L.C. - Because I realize that I could become tired, or perhaps I couldn't hold the attention of the audience if I were alone on the stage. So, I surround myself with good musicians and sing with them. One has to evolve, but without losing one's identity, of course, and I can't do today what I did eight years ago.
J.S. - Why this severe attitude onstage, without ever moving around, without ever smiling, almost like you aren't really in the moment?
L.C. - There are those who sing commercially who sing laughing, who prance around and make a show, because this is their job. I sing serious songs, and I'm serious onstage because I couldn't do it any other way. I think that a bullfighter doesn't enter the ring laughing, rather, he enters thinking that he is betting his life against the bull.
J.S. - Why did you end the concert with a military salute, why do you do this after each concert you give?
L.C. - Because I don't consider myself a civilian. I consider myself a soldier, and that's the way soldiers salute.
J.S. - But...a soldier? On which side? In what sense?
L.C. - I will leave that to your imaginacion. I am a soldier. That's all. I don't want to speak of wars or sides.
J.S. - Nonetheless, "Lover, Lover, Lover" is dedicated to your "brothers" in the Arab-Israeli war, and besides, you were there, singing for them. This indicates you're taking a side, and in a way, fighting for it.
L.C. - Personal process is one thing, it's blood, it's the identification one feels with their roots and their origins. The militarism I practice as a person and a writer is another thing.
J.S. - But you worry about war, and for that reason it would be logical that you would be concerned about both sides.
L.C. - I don't want to talk about war.
J.S. - Do you feel commercialized when a million copies of your albums are sold?

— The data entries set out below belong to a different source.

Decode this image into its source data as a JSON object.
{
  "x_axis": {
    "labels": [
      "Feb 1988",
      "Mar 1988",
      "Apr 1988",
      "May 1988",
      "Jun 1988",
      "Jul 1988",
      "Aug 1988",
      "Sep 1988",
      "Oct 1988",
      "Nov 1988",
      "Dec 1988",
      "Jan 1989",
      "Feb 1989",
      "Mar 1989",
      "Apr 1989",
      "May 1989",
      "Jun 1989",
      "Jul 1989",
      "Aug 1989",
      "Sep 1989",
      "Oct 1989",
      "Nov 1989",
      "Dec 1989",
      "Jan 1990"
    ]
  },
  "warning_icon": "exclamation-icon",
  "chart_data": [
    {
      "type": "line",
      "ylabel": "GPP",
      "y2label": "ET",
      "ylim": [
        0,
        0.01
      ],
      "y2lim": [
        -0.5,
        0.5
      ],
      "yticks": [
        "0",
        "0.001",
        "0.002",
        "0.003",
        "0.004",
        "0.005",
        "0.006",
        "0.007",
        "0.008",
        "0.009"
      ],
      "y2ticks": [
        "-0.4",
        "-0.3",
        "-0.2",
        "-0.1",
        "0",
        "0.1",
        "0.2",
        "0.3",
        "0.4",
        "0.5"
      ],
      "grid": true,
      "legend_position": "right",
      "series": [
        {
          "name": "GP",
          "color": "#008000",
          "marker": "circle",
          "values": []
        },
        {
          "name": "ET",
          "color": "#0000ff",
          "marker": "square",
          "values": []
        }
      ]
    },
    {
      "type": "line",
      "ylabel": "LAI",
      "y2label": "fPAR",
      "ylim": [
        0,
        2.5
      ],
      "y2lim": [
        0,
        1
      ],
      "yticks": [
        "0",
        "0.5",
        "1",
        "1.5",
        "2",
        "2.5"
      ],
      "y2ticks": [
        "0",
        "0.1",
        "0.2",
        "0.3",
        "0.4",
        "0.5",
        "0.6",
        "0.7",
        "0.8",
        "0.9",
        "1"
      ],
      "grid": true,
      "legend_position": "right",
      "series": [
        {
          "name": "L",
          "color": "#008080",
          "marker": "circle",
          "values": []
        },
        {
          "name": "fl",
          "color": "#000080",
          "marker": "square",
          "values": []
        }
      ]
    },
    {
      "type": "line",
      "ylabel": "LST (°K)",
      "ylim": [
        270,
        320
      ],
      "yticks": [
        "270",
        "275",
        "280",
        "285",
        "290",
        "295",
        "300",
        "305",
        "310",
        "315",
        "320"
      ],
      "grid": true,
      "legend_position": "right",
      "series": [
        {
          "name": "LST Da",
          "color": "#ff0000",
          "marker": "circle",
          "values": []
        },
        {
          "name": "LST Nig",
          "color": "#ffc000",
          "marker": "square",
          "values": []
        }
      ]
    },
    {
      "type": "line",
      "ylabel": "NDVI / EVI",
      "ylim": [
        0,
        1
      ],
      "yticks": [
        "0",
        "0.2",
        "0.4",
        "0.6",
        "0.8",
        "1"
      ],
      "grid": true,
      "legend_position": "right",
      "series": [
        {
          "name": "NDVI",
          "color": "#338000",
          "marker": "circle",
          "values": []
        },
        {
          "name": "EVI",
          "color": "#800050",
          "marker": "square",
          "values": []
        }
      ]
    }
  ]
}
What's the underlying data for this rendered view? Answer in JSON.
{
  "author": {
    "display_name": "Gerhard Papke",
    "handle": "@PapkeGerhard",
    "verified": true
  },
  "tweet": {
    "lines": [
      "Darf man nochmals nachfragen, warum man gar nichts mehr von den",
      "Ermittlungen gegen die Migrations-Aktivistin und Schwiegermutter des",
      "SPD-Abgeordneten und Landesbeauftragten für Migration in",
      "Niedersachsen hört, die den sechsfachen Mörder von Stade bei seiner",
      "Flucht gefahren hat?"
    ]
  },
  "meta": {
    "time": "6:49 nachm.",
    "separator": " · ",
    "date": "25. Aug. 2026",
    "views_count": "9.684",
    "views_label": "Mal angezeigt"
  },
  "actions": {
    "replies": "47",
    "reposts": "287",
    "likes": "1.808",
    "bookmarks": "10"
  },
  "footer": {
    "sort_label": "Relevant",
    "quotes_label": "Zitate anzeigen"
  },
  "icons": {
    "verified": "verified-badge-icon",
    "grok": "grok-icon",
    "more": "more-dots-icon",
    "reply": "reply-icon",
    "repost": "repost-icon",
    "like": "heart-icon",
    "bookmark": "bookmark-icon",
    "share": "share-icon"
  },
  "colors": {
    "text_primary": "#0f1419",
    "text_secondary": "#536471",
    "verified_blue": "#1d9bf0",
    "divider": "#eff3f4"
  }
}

L.C. - That isn't the problem, that feeling doesn't happen at the time a million albums are sold, it happens afterwards, when I accept the fact that my songs are being recorded and entered into the commercial games. I feel neither guilty nor happy, but I could add that the system uses me as much as I use it, so we would have to speak in terms of collaboration. What concerns me is reaching the people, so I have to submit to the rules of the game, because this system is the only means I have, to do what I have to do.